“The perfect lover by Ovid is characterized, of course, by his (or her) shameless lack of scruple, by impatience and combativeness towards traditional morality, ancient Roman usage –and this sphere of sexual and matrimonial morality is a very delicate one, to which Augustus in his reforming zeal attached particular importance (and so the scandal created by the ‘Ars Amatoria’ could be made the official charge against the poet at the time of his expulsion from Rome.) In fact, the libertine, unscrupulous character of the ‘Ars’, which has brought down upon the poet the disapproval of moralists in every age, is no more than the glittering, provocatively seductive outer covering of the work; precisely in becoming a ‘lusus’, an amusing intellectual exercise, the Ovidian eros loses all ethical purpose, all inclination to rebel against the prevailing morality. The absoluteness of love as a life choice upon which to base new values and a new morality, which had been the most revolutionary feature in elegiac poetry and earlier in Catullus, is lost in Ovid, and his work’s apparent libertinism can actually be brought within the bounds of the tradition ethic and its conventions.
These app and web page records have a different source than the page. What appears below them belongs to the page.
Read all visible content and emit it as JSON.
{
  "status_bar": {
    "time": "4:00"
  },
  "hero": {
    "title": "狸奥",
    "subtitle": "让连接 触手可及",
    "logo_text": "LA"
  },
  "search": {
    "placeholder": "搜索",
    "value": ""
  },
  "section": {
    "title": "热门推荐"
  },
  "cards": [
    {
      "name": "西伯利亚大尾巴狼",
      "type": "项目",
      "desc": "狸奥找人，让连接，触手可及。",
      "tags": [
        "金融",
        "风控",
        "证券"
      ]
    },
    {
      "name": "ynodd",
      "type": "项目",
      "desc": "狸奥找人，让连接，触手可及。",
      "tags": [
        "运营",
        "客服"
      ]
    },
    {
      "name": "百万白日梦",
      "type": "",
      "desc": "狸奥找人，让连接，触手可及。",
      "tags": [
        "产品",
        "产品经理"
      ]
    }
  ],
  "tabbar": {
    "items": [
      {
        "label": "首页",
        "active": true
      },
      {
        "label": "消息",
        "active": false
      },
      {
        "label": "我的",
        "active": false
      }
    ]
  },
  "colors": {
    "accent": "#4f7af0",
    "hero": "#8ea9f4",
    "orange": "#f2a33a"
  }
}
Love’s Remedy:

“The didactic cycle begun in the ‘Ars Amatoria’ is concluded by the ‘Remedia Amoris’, the work that, reversing certain precepts of the ‘Ars’, teaches how to free oneself from love. It was a commonplace of erotic poetry that there is no remedy for the sickness of love, and the elegiac poet seemed almost to take delight in his being condemned to heartsickness, since he could not free himself from it, and yet inwardly was also proud of his complete devotion, of his choice of ‘nequitia’. Ovid reverses this position, asserting that it is not only possible but even obligatory to free oneself from love if it brings suffering. A work such as the ‘Remedia’, teaching how to heal oneself of love, represents the extreme development of elegiac poetry and brings to a symbolic close the brief period of its intense existence.”(Gian Biagio Conte, “Latin Literature, A History”).